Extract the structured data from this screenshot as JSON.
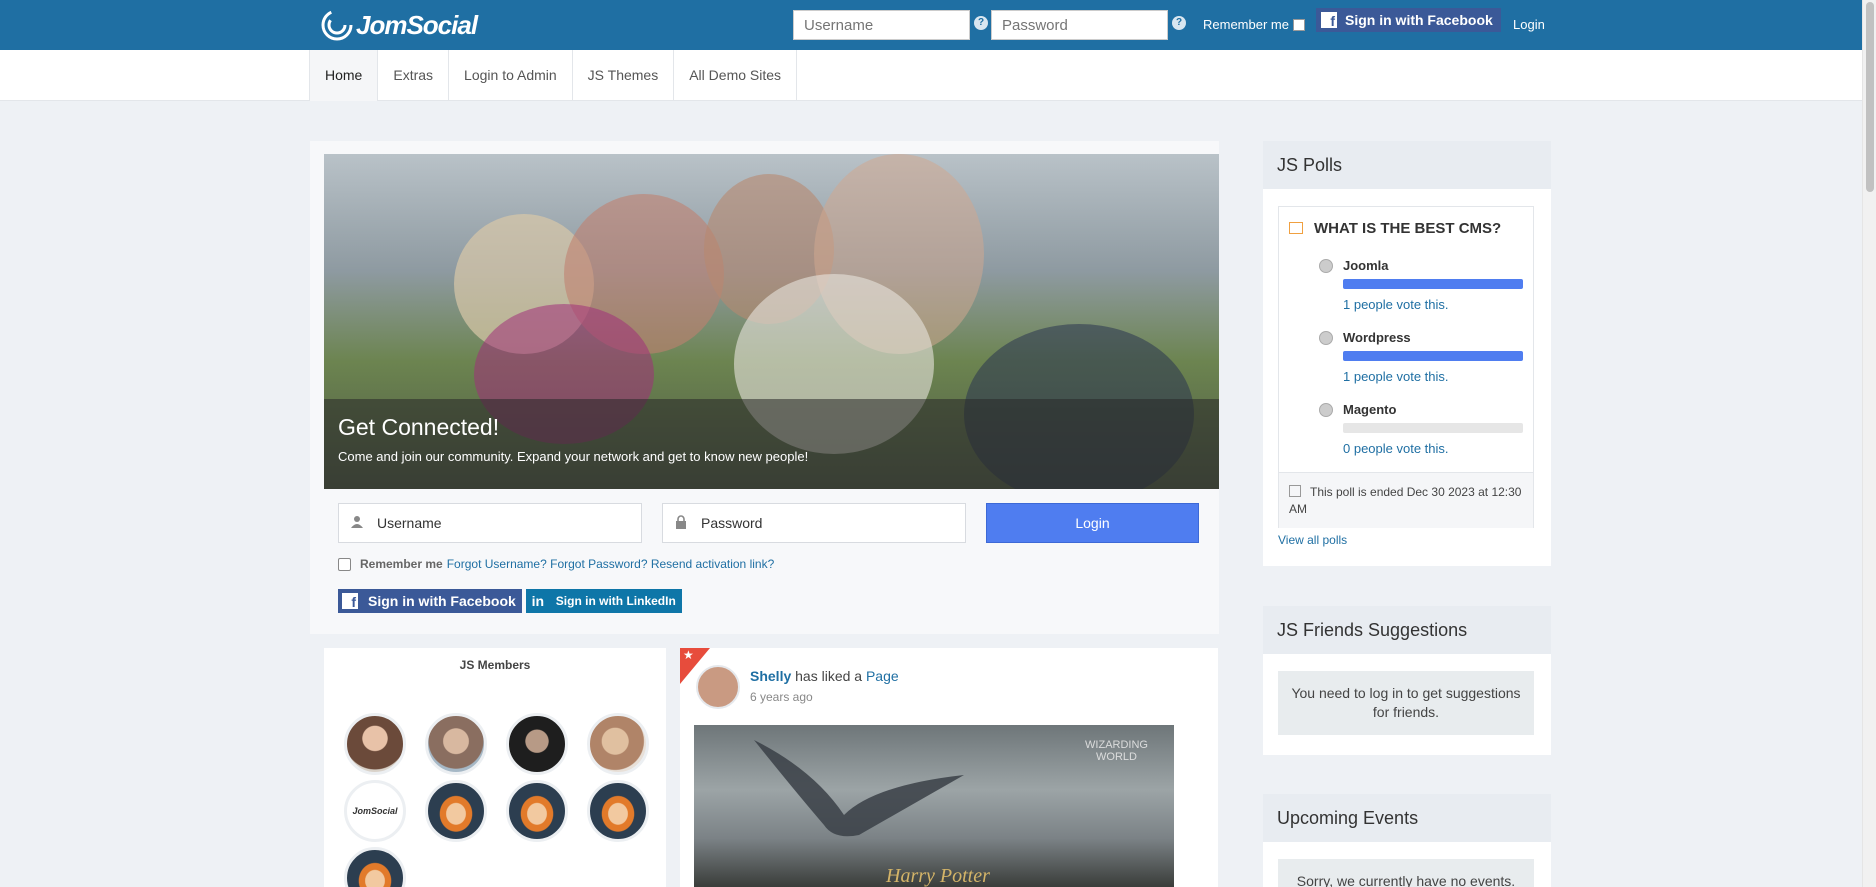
{
  "header": {
    "logo_text": "JomSocial",
    "username_placeholder": "Username",
    "password_placeholder": "Password",
    "help_glyph": "?",
    "remember_label": "Remember me",
    "facebook_label": "Sign in with Facebook",
    "login_label": "Login"
  },
  "nav": {
    "tabs": [
      {
        "label": "Home",
        "active": true
      },
      {
        "label": "Extras"
      },
      {
        "label": "Login to Admin"
      },
      {
        "label": "JS Themes"
      },
      {
        "label": "All Demo Sites"
      }
    ]
  },
  "hero": {
    "title": "Get Connected!",
    "subtitle": "Come and join our community. Expand your network and get to know new people!"
  },
  "login_form": {
    "username_placeholder": "Username",
    "password_placeholder": "Password",
    "login_button": "Login",
    "remember_label": "Remember me",
    "forgot_username": "Forgot Username?",
    "forgot_password": "Forgot Password?",
    "resend_activation": "Resend activation link?",
    "facebook_button": "Sign in with Facebook",
    "linkedin_button": "Sign in with LinkedIn",
    "linkedin_glyph": "in"
  },
  "members": {
    "title": "JS Members",
    "logo_avatar_text": "JomSocial"
  },
  "activity": {
    "actor": "Shelly",
    "action": " has liked a ",
    "object": "Page",
    "time": "6 years ago",
    "image_brand_line1": "WIZARDING",
    "image_brand_line2": "WORLD",
    "image_title": "Harry Potter"
  },
  "polls": {
    "heading": "JS Polls",
    "question": "WHAT IS THE BEST CMS?",
    "options": [
      {
        "name": "Joomla",
        "votes_text": "1 people vote this.",
        "share": 1.0
      },
      {
        "name": "Wordpress",
        "votes_text": "1 people vote this.",
        "share": 1.0
      },
      {
        "name": "Magento",
        "votes_text": "0 people vote this.",
        "share": 0.0
      }
    ],
    "ended_text": "This poll is ended Dec 30 2023 at 12:30 AM",
    "view_all": "View all polls"
  },
  "friends": {
    "heading": "JS Friends Suggestions",
    "message": "You need to log in to get suggestions for friends."
  },
  "events": {
    "heading": "Upcoming Events",
    "message": "Sorry, we currently have no events."
  },
  "colors": {
    "brand": "#1f6fa3",
    "facebook": "#3b5998",
    "linkedin": "#0e76a8",
    "accent": "#4f7df0"
  }
}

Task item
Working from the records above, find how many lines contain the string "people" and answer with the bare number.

Solution to this exercise
4